Caroline Hirsch is behind the wheel of her 2019 Range Rover, cruising to her Manhattan East River–view condo from her Water Mill home. “I spend more than half of my time here,” she says of the East End house she shares with her partner, Andrew Fox, and two bearded collies, Stella and Sybil. “It’s a treasure which I never considered a ‘second home.’ I’ve been coming to the Hamptons from when I was a teen.”
Hirsch, a pioneer in the comedy club movement, is busy while driving, planning for her next annual Stand Up For Heroes, the annual event that started in 2007 when she reached out to broadcaster Bob Woodruff after watching a documentary about him. This year’s event has been delayed due to COVID (stay tuned for updates through bobwoodrufffoundation.org), but “so far about $60 million has been raised through Stand Up For Heroes for the Bob Woodruff Foundation,” she says. “It’s my way to help our vets, especially ones with traumatic brain injury.”
Born and raised in Flatbush, Brooklyn, she graduated from St. Brendan’s High School, then attended CUNY and Fashion Institute of Technology. Studying fashion and retail, starting her career with Gimbels, she didn’t have a clue that she would ever launch, own and operate what is today considered the icon for comedy clubs.
During the difficult 1979-80 recession, Hirsch found herself unemployed. It became a period for her to experiment as an entrepreneur. With several friends she opened a cabaret, which she soon realized was not working out. “In retail, I learned how you needed to offer what people wanted,” she says.
Between watching the comedians featured nightly on Carson and Letterman and by trial-and-error, she discovered how focusing on comedy entertainment was more profitable. So Caroline’s—now 300 seats—was born in midtown Manhattan in 1982.
As blossoming cable networks sought new programming, A&E Network engaged her for Caroline’s Comedy Hour, which received lots of attention. In 2004, Hirsch launched the week-long New York Comedy Festival, about 150 different shows showcasing more than 200 comedians throughout NYC (which has been cancelled this year due to COVID).
For all that, though, she does note there was a missed career opportunity. “After my A&E success, I didn’t go onto produce more shows, even as cable picked up more momentum.
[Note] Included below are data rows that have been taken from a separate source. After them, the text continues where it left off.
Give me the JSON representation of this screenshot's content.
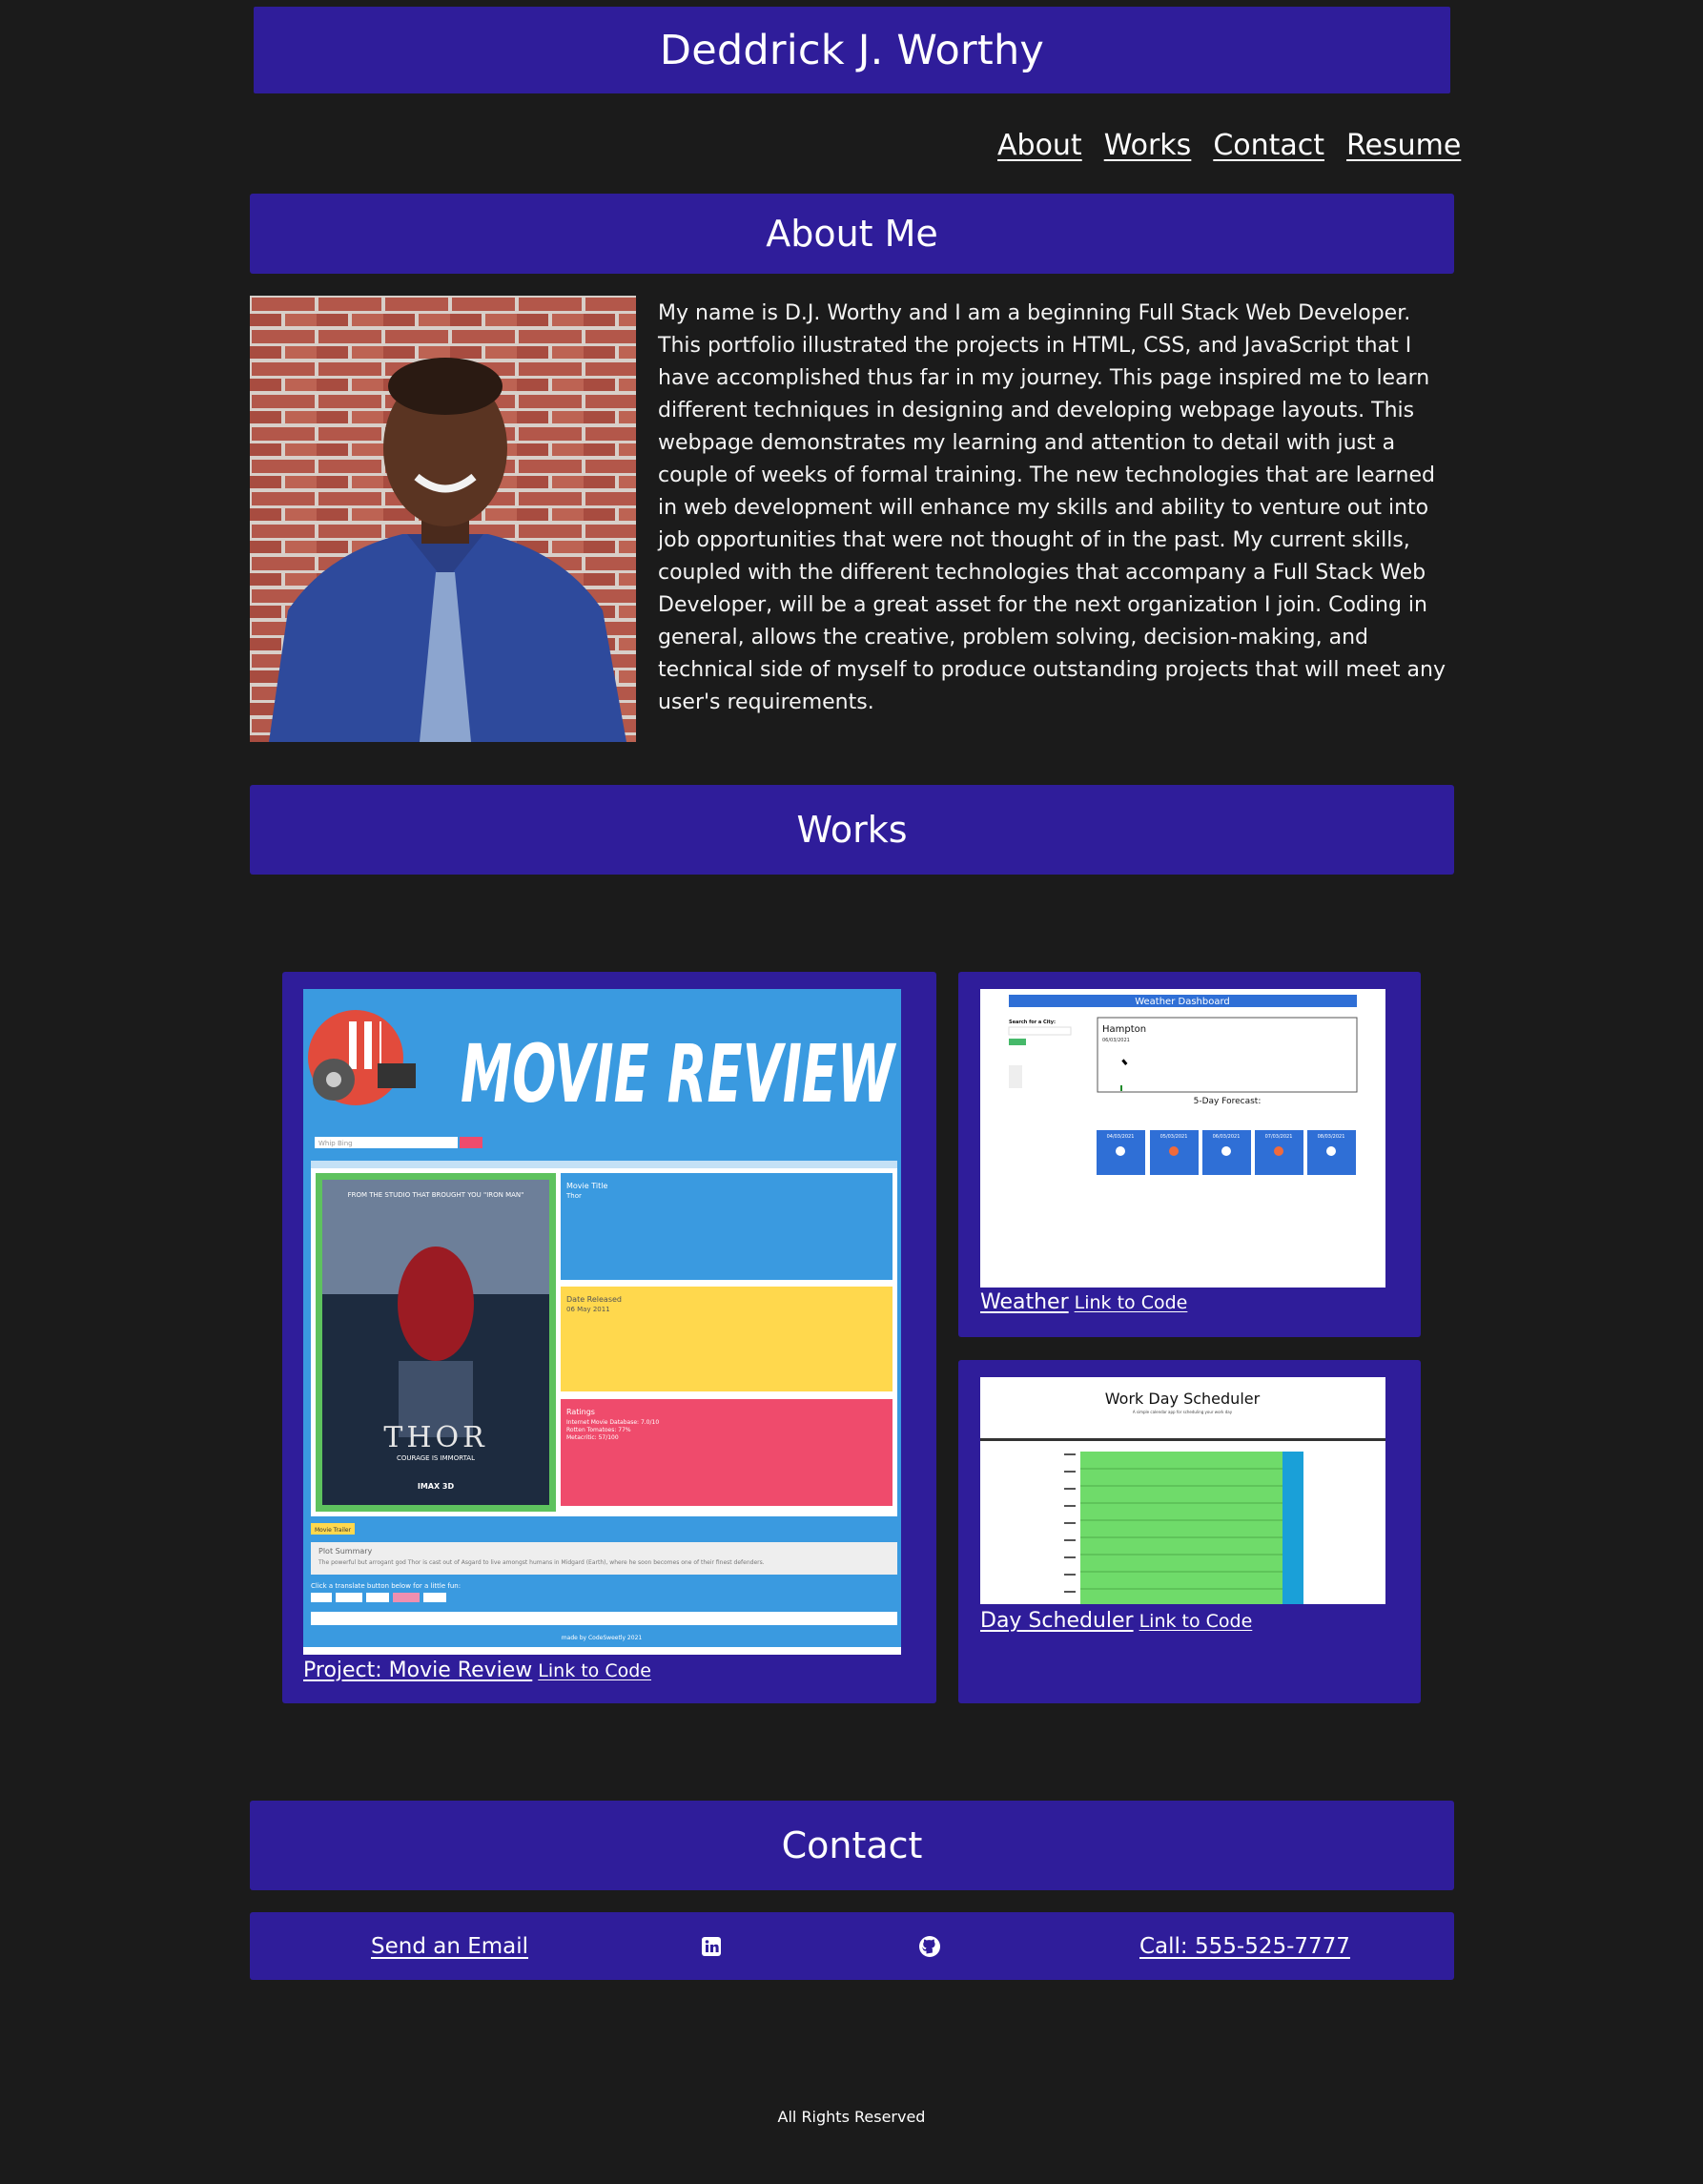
{
  "header": {
    "title": "Deddrick J. Worthy"
  },
  "nav": {
    "items": [
      {
        "label": "About"
      },
      {
        "label": "Works"
      },
      {
        "label": "Contact"
      },
      {
        "label": "Resume"
      }
    ]
  },
  "about": {
    "heading": "About Me",
    "paragraph": "My name is D.J. Worthy and I am a beginning Full Stack Web Developer. This portfolio illustrated the projects in HTML, CSS, and JavaScript that I have accomplished thus far in my journey. This page inspired me to learn different techniques in designing and developing webpage layouts. This webpage demonstrates my learning and attention to detail with just a couple of weeks of formal training. The new technologies that are learned in web development will enhance my skills and ability to venture out into job opportunities that were not thought of in the past. My current skills, coupled with the different technologies that accompany a Full Stack Web Developer, will be a great asset for the next organization I join. Coding in general, allows the creative, problem solving, decision-making, and technical side of myself to produce outstanding projects that will meet any user's requirements."
  },
  "works": {
    "heading": "Works",
    "projects": [
      {
        "title": "Project: Movie Review",
        "code_link": "Link to Code",
        "screenshot": {
          "banner": "MOVIE REVIEW",
          "search_placeholder": "Whip Bing",
          "poster_title": "THOR",
          "poster_tagline": "COURAGE IS IMMORTAL",
          "poster_top": "FROM THE STUDIO THAT BROUGHT YOU \"IRON MAN\"",
          "poster_format": "IMAX 3D",
          "panel1_label": "Movie Title",
          "panel1_value": "Thor",
          "panel2_label": "Date Released",
          "panel2_value": "06 May 2011",
          "panel3_label": "Ratings",
          "panel3_lines": [
            "Internet Movie Database: 7.0/10",
            "Rotten Tomatoes: 77%",
            "Metacritic: 57/100"
          ],
          "trailer_label": "Movie Trailer",
          "plot_label": "Plot Summary",
          "plot_text": "The powerful but arrogant god Thor is cast out of Asgard to live amongst humans in Midgard (Earth), where he soon becomes one of their finest defenders.",
          "translate_prompt": "Click a translate button below for a little fun:",
          "footer": "made by CodeSweetly 2021"
        },
        "colors": {
          "blue": "#3a9ae0",
          "yellow": "#ffd84d",
          "pink": "#ef4b6c",
          "green": "#5ec25e"
        }
      },
      {
        "title": "Weather",
        "code_link": "Link to Code",
        "screenshot": {
          "header": "Weather Dashboard",
          "search_label": "Search for a City:",
          "city": "Hampton",
          "date": "06/03/2021",
          "forecast_label": "5-Day Forecast:",
          "forecast_dates": [
            "04/03/2021",
            "05/03/2021",
            "06/03/2021",
            "07/03/2021",
            "08/03/2021"
          ]
        }
      },
      {
        "title": "Day Scheduler",
        "code_link": "Link to Code",
        "screenshot": {
          "header": "Work Day Scheduler",
          "subheader": "A simple calendar app for scheduling your work day"
        }
      }
    ]
  },
  "contact": {
    "heading": "Contact",
    "email_label": "Send an Email",
    "linkedin_icon": "linkedin-icon",
    "github_icon": "github-icon",
    "phone_label": "Call: 555-525-7777"
  },
  "footer": {
    "text": "All Rights Reserved"
  }
}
But now I am producing content, optioning books, optioning ideas…”
How do comedians impress Hirsch, who says she has reviewed literally thousands of them? “They need to be on stage a lot. They need to write, and write, and write. They must come up with new material and make their own, unique voice. Drugs or other substances cannot interfere with their pursuits,” she says. “Show me you are constantly working on your act. You do not grow, doing the same jokes for two years. I want to see a career reflecting diligence.”
She wants to see a comedian who works hard, “because their success doesn’t happen overnight. Only now with Internet success, sometimes it happens a little more quickly than it did three decades ago. A comedian had to get that first shot on The Tonight Show, and they may have spent years trying to prove themselves to get that opportunity!”
Countless comedians have worked for a shot at getting onstage at Caroline’s over the years, including numerous acts who would become legends such as fellow Hamptonite Jerry Seinfeld. But one comedian she was never able to convince to perform at the venue was Jonathan Winters. “He was hilarious, out-of-his-mind, crazy,” she says. “I would beg his agent, I called him at home a bunch of times.”
Caroline’s remains temporarily closed, and Hirsch doesn’t see the doors re-opening until the spring of 2021. “Our industry will be among the last to open again, so I hope these clubs can hold onto their space. At the same time, comedy is more important than ever, a big piece of what we see online now. Comedians not performing standup are online trying to make people laugh.”